"It has been garage conversions so people can work from home - house extensions, too. People are turning their spare rooms into offices as well.
"There is just so much work out there that we are turning it away.
"We are even fully booked up for the entirety of next year already."
Fakenham-based Grocott and Murfit, which specialises in luxury builds, is seeing a similar level of interest.
Senior estimator Mark Masters said a difficult housing market had resulted in people choosing to stay put and revamp their existing homes.
"People are making improvements to their homes as there are limited options for moving in the current market," he added.
"We are very busy, with a full order book stretching into next year, and we see no signs of things slowing down.
"The next available slot we have for any new projects is next July or August. We could only take on one additional large project, otherwise we'd be fully booked until late 2022 or early 2023.
Clamour for carrying out bigger developments has, evidently, also had an impact on the workload of architects.
For architectural designers, Building Plans Ltd, based in Honingham, the situation is no different.
"We have been very busy," said architect, Paul Barber.
"Having said that, for the past 20 years we have been pretty busy. Especially in the last three to five years.
"It is the same story with most of the builders we use."
As the level of demand goes up, the availability of quality tradespeople to actually complete the work is seemingly at a premium.
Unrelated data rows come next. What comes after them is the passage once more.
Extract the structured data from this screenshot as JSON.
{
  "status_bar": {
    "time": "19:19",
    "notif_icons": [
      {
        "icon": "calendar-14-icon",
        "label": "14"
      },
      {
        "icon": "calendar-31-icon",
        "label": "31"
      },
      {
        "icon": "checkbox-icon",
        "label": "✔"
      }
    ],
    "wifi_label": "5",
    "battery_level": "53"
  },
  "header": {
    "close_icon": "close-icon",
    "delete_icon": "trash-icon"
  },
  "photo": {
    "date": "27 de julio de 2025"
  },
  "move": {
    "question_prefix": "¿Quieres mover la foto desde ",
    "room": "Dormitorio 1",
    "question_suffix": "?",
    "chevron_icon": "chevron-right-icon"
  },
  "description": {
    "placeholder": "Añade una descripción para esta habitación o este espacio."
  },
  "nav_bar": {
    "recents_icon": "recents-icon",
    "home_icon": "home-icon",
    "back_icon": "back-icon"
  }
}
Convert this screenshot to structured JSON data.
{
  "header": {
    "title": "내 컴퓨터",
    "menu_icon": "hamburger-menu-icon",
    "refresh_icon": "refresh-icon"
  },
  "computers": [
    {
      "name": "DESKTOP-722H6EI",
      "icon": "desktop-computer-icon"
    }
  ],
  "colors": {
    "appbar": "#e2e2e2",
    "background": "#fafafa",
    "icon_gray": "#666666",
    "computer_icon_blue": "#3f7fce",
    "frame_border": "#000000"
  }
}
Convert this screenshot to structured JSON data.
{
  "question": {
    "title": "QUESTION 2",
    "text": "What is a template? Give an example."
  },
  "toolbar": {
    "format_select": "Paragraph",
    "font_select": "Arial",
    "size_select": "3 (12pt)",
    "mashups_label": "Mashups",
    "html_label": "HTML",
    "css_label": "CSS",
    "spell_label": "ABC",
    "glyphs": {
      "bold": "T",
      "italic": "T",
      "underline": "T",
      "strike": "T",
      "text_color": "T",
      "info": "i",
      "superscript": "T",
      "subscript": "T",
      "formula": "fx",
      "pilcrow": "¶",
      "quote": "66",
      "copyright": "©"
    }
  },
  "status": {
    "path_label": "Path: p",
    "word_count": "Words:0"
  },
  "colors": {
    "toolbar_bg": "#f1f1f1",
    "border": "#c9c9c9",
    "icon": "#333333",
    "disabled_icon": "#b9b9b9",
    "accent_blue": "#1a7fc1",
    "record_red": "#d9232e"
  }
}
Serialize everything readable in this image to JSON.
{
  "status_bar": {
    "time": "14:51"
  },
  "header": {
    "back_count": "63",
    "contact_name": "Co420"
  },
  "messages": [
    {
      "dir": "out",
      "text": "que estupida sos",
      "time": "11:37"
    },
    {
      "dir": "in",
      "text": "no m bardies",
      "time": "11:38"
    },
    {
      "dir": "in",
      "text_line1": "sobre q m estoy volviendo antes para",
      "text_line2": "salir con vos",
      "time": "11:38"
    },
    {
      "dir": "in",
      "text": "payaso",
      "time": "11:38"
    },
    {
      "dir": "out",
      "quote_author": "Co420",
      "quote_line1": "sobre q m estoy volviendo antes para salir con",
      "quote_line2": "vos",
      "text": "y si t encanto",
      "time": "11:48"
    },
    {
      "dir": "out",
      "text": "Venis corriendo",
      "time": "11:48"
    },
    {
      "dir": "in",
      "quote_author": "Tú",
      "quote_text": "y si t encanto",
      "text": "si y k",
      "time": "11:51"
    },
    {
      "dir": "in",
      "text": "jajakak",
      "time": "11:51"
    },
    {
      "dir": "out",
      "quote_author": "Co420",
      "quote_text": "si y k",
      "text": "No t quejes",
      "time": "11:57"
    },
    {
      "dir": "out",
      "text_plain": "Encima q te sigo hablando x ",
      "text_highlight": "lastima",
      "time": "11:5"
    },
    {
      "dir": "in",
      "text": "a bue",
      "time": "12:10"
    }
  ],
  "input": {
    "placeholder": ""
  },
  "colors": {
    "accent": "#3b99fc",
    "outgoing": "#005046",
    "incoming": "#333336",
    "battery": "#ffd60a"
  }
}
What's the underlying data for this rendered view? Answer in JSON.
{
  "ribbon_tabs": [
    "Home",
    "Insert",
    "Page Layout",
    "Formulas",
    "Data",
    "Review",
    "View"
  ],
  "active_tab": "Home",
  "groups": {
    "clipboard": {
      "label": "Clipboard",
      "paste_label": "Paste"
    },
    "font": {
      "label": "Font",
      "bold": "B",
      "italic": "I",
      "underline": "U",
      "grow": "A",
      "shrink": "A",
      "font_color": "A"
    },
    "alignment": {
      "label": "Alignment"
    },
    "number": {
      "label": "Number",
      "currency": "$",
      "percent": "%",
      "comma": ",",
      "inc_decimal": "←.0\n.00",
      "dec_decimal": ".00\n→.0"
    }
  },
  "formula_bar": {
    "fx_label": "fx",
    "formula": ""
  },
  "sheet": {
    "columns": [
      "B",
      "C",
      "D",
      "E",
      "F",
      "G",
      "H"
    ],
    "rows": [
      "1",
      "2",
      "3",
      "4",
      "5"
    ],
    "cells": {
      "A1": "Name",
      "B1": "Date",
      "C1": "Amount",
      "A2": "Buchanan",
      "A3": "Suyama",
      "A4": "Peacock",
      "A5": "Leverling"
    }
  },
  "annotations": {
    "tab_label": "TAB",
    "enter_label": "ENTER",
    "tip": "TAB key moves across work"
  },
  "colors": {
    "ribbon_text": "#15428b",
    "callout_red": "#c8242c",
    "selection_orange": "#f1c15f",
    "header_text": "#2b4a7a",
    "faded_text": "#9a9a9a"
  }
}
This issue has been felt by Orange Fox Electrical, which has offices in Dereham and Guestwick, near Reepham.
Karen Harris, managing director, revealed the company had a busy diary "going well into 2022", but admitted there were challenges in staffing projects.
She said: "We have seen an increase in work year-on-year, despite the apparent economic climate after Brexit and Covid.
"However we have seen a sharp decline in experienced and qualified tradespeople, which can prove exceptionally difficult - but not insurmountable - for a business like ours."
Mrs Harris largely echoed the observations of colleagues in the trade, adding: "The diversity of the projects we work on, whether commercial or domestic, is definitely a change to the work we have seen in previous years.
"We have noticed a rise in the domestic markets, where we are seeing garage and loft conversions due to the new working from home culture."
One City and Guilds-qualified plumber from the Fakenham area, who asked not to be named, said bigger companies were becoming desperate in their hunt for skilled professionals.
He has recently had to pause his own work due to health reasons, but said: "Work-wise I had enough to keep me going no problem, but health concerns meant I had to stop.
"When I was working, jobs seemed to be rolling over from one into the other. I was so sought-after that I was headhunted by two companies in the space of a week.
“There is a lack of qualified people with the correct experience. There is also a lack of apprentices and the apprenticeship courses are not the same as they used to be.
"Overall, there is a real shortage of tradesmen. It is like trying to get a dentist."